In January of 2009 I was at a personal crisis with health, career, and family stress. I knew that I could not continue on my life path in the same way without losing something. I felt like I was near the breaking point and my marriage and family were at risk. I weighed almost 200 lbs, wore a size 38 pants, and couldn’t walk up stairs without getting winded. My hair was always greasy and I was unhappy, mostly because of my appearance and health risks that I had developed. While only about 30 lbs overweight, in the military that made me the fat guy. My single biggest fear was diabetes. The family history, my lifestyle, and my weight made me worried that every time I had blood work done that the results might indicate diabetes.
I realized the changes were within my control, and no matter how many external factors contributed to my choices to that point, I was to blame for my health. In February 2009, I quit smoking and chewing tobacco (I haven’t had any since but still occasionally enjoy a cigar). I tried to develop a workout routine but while at sea I was only able to manage 2-3 workouts a week.
In May 2009, I transferred off of the USS Annapolis at 195 lbs. The job change relieved most of the professional stress and gave me the time I needed to decompress mentally. I started a regular workout routine and set a goal to lose 20 lbs. At first, I could only run short distances at >11min/mile. Others in my office were into cycling so I began to use my mountain bike to ride to work occasionally. It was seven miles each way and took over 40 minutes when I started (about 10 mph). I enjoyed swimming some because it was low impact - 1000 yards was a long workout at the time.
By October 2009 I had worked up to running 5-6 miles at a time, but it hurt and took a few days to recover. A friend from the USS Annapolis who had started a very similar journey at the same time was preparing for his first marathon in November and was running 20 miles. He had decided to do triathlon training after the marathon and was going to race in 2010. Since I am a goal oriented person, triathlons seemed perfect for me to keep a varied workout schedule and continue on my fitness journey. Along the way my mental health had recovered and I was gaining satisfaction in all areas of my life.

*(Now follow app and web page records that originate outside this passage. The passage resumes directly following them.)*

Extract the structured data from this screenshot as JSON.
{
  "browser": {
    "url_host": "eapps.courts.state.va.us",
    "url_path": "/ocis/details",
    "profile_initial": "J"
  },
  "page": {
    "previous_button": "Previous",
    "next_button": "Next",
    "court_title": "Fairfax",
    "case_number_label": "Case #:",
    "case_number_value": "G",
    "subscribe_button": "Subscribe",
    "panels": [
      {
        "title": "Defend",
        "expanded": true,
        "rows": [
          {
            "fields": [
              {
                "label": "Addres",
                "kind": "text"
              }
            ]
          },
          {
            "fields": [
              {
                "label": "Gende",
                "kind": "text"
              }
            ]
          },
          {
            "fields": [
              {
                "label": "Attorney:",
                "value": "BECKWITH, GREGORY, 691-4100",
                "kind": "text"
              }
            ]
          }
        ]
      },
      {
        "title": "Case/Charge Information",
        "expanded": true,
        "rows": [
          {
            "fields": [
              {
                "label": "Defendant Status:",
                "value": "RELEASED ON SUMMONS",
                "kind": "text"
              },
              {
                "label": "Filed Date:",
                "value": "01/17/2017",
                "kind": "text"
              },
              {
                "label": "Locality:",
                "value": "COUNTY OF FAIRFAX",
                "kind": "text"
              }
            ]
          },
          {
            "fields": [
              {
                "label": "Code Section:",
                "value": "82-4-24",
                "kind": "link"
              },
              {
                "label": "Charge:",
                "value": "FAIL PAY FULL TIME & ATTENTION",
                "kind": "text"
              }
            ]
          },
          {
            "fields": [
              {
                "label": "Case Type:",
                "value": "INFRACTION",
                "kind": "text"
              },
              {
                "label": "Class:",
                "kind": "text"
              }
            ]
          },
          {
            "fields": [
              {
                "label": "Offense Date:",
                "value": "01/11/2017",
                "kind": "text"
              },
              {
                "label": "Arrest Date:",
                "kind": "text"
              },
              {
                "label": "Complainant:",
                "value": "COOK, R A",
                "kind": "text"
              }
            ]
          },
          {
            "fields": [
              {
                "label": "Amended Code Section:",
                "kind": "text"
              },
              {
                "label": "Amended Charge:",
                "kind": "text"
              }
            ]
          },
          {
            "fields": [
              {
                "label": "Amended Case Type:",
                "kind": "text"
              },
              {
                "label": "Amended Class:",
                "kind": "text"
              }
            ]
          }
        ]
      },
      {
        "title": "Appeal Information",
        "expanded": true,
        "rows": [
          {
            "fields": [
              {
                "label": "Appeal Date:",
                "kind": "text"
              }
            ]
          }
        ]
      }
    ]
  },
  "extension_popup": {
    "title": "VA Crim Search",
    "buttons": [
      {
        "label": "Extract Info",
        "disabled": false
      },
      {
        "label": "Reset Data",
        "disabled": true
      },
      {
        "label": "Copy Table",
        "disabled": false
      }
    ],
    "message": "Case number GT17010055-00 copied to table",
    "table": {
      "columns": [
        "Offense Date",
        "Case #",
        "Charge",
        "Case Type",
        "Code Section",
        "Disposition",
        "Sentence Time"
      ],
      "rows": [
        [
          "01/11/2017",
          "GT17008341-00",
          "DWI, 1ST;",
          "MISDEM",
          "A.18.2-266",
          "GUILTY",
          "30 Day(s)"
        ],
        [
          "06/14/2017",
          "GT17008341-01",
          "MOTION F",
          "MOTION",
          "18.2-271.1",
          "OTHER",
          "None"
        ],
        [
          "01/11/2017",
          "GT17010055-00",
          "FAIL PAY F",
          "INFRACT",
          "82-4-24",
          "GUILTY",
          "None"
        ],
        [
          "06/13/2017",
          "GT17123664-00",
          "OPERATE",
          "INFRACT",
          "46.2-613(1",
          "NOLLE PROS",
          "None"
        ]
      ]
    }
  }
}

The idea of competing in triathlons re-invigorated me. I bought a used road bike and continued to occasionally bike to work. I ran more often and faster. I swam more. By January 2010 I weighed 186 lbs and realized my workouts were not resulting in the weight loss I desired. I started to focus on my diet and, on the advice of my wife, finally began a food log in March. I ran a half marathon (the first in my life) on February 28, 2010. My goal was under 2 hours; I completed it in 1 hour 57 minutes (8:59/mile average pace). Goal met.
As Spring in New England arrived, my training intensity increased a bit. I worked out every day. My weekly averages were usually >800 calories burned a day from exercise. Forty-nine weeks after setting my 20 lb weight loss goal, I completed it. I am now at 171 lbs. I had to replace all of my pants with size 34’s. I recently completed a 2.7 mile race at a 6:59/mile pace (over 4 minutes per mile faster than a year earlier). Now the only family stress is when I haven’t worked out and feel cooped up – my wife sends me running to fix it.
My first triathlon was the Mystic River Valley sprint triathlon in Mystic, CT on June 6th. I wasn’t nervous, I was ready. I had been training for seven months. I completed the race in 1:20:19 which was 76/254 overall, 6/15 in my age group, and my family was there to cheer me on, including a new 2.5 week old daughter. By the way, that friend I mentioned ran the same race, also as his first triathlon, and placed 10th overall. I no longer worry about diabetes myself, however, I worry about the rest of my family and friends. So one week later, on June 13th, I biked 100 kilometers for the American Diabetes Association Tour de Cure. I raised over $500 for the ride and it was the longest bike ride I ever completed in one day. I specifically chose that event because of the significance diabetes played in my choice of fitness. June 17th was my second triathlon. I’m hooked and have races planned for about every 2-3 weeks through the summer.
I chose fitness.
Triathlon, Horseback riding, Hunting, Shooting, Farming, Scouts with my son.